(What the task asks):
From the entries that follow, list every line in which the string "willog" appears.

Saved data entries
*-*-*

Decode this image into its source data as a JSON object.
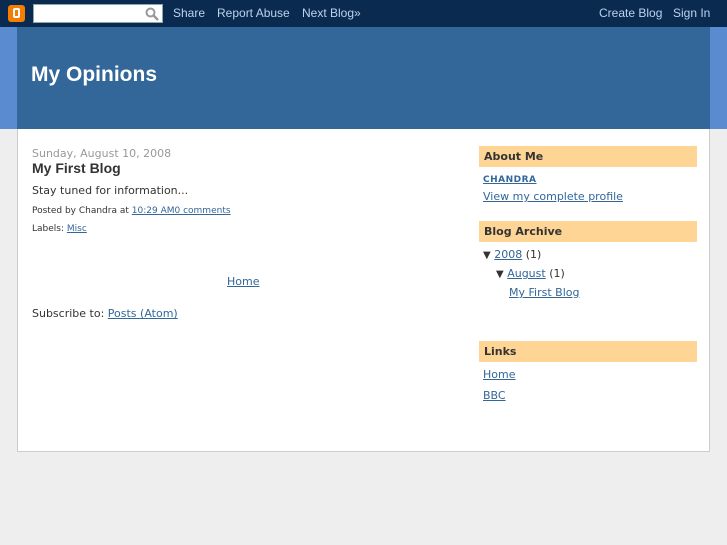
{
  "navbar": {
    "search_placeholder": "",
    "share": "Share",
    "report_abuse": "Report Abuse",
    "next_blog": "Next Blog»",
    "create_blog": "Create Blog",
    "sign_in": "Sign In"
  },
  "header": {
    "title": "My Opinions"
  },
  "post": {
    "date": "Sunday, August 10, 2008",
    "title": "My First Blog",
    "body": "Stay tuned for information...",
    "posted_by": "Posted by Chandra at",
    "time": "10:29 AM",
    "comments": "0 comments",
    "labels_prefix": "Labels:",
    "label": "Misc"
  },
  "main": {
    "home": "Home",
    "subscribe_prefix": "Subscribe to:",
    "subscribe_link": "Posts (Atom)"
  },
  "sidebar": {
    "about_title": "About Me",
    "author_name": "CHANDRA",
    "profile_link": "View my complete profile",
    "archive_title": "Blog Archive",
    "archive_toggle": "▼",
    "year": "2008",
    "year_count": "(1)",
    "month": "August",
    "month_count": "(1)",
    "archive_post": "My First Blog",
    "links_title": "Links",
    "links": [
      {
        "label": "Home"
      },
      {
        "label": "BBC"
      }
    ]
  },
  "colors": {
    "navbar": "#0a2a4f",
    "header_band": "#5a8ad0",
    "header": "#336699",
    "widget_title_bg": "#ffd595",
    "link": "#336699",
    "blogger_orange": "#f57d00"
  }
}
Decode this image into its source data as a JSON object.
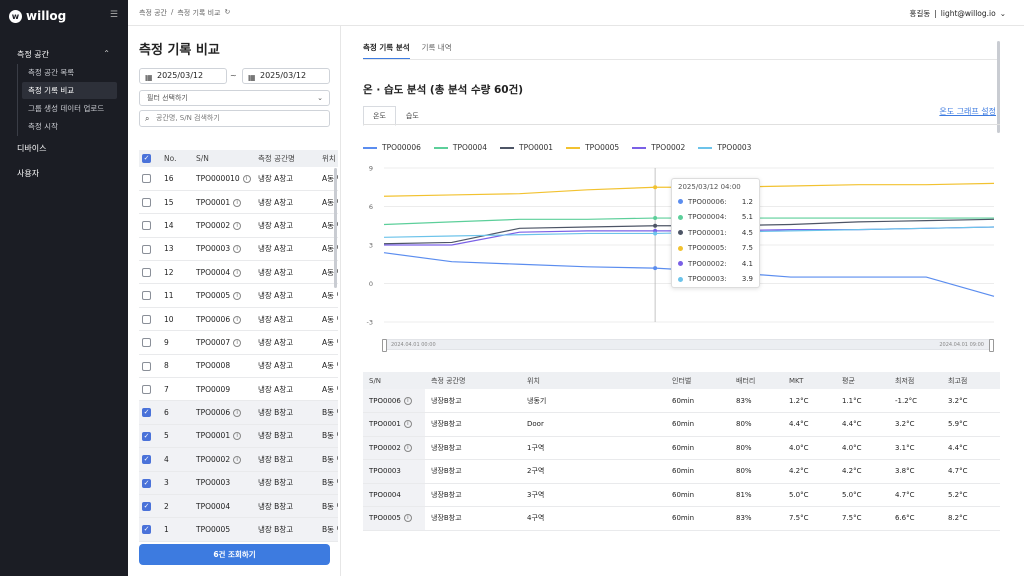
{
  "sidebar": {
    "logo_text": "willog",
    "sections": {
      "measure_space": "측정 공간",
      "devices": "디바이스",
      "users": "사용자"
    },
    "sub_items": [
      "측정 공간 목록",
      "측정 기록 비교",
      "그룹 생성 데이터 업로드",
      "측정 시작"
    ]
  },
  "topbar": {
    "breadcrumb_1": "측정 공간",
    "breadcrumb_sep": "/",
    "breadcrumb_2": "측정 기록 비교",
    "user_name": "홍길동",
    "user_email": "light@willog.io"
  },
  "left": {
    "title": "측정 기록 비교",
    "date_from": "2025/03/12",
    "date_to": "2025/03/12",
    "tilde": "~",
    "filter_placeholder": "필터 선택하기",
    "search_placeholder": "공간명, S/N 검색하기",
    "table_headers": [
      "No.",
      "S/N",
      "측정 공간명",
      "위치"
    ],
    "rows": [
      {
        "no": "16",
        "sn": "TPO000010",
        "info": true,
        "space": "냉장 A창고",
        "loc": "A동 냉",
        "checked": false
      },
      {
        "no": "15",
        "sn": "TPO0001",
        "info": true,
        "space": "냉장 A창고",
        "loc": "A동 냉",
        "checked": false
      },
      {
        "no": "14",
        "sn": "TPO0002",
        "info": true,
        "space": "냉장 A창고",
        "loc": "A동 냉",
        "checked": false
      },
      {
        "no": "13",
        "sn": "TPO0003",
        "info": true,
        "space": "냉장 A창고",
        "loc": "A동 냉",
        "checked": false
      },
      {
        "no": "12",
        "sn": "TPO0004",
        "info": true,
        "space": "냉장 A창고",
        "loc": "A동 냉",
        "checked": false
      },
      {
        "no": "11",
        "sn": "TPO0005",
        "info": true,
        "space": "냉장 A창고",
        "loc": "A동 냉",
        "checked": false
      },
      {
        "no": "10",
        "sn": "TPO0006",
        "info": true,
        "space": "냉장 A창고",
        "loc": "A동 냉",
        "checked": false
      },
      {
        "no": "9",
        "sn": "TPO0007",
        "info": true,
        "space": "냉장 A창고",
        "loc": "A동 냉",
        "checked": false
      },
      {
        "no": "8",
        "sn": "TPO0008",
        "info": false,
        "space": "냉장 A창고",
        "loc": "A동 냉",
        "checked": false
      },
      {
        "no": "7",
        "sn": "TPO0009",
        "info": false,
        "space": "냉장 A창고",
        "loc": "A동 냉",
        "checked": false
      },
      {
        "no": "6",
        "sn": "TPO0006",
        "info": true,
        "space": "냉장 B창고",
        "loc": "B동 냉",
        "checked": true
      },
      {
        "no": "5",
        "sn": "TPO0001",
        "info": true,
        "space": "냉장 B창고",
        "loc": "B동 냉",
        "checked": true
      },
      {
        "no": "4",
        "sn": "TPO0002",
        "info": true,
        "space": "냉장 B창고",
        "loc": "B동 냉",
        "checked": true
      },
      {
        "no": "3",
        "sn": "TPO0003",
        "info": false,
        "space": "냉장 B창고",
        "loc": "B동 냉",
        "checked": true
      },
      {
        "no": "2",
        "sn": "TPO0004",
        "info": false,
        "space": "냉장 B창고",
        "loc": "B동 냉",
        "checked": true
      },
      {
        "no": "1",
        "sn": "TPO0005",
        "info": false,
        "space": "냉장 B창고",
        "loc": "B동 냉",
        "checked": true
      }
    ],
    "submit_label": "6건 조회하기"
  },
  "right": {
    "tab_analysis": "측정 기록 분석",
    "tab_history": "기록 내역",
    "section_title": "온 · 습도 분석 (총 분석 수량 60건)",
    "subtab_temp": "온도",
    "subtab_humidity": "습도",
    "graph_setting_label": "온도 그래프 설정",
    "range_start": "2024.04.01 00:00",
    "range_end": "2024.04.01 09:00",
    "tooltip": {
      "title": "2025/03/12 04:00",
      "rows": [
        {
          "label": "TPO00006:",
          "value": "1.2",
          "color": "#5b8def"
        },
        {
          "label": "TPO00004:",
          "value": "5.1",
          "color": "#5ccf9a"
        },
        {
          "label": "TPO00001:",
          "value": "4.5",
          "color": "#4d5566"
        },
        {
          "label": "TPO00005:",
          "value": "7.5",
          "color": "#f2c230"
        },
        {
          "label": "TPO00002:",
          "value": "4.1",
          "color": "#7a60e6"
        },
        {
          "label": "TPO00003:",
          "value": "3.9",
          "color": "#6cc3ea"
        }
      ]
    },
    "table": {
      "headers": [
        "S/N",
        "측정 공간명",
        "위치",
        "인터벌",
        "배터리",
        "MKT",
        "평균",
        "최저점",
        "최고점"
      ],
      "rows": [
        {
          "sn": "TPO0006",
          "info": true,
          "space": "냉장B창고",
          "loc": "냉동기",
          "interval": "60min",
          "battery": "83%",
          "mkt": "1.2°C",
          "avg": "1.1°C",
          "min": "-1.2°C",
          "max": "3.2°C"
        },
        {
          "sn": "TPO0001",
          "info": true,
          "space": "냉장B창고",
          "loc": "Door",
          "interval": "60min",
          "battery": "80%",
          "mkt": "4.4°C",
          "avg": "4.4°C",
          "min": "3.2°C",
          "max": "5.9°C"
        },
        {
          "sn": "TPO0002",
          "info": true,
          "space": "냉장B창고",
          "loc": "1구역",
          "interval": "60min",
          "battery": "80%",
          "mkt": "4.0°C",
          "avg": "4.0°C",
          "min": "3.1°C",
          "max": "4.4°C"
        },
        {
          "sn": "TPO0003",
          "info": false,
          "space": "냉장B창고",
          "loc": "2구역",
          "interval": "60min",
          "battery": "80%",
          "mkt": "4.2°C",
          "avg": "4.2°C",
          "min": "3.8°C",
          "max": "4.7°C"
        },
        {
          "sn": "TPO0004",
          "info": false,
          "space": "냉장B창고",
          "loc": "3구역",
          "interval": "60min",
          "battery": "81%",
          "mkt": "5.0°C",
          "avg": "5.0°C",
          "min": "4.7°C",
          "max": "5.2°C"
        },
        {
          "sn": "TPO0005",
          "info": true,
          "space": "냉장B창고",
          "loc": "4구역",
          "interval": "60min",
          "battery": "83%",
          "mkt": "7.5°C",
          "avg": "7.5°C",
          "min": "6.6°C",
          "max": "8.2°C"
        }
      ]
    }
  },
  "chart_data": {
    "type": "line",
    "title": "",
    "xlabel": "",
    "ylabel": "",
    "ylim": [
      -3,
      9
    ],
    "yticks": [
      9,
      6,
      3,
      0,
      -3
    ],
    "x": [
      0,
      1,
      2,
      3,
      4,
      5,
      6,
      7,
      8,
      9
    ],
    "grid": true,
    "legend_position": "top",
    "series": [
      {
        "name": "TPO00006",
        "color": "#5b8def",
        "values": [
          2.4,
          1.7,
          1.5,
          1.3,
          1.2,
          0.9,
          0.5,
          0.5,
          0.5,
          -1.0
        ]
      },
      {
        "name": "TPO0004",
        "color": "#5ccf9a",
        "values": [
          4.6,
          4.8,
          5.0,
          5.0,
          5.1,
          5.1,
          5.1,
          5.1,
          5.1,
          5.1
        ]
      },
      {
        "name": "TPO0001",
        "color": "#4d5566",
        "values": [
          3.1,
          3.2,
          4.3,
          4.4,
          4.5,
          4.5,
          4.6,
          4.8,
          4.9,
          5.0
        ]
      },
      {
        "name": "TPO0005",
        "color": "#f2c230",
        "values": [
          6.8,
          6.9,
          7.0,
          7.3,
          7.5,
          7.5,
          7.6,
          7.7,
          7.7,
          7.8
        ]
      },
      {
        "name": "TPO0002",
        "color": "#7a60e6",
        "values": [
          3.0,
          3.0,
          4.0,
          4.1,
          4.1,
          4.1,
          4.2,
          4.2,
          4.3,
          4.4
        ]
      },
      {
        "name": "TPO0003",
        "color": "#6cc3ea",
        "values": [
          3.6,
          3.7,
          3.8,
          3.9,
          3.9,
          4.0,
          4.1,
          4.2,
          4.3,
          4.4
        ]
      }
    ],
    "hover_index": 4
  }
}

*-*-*

(Result):
    "logo_text": "willog",
    "user_email": "light@willog.io"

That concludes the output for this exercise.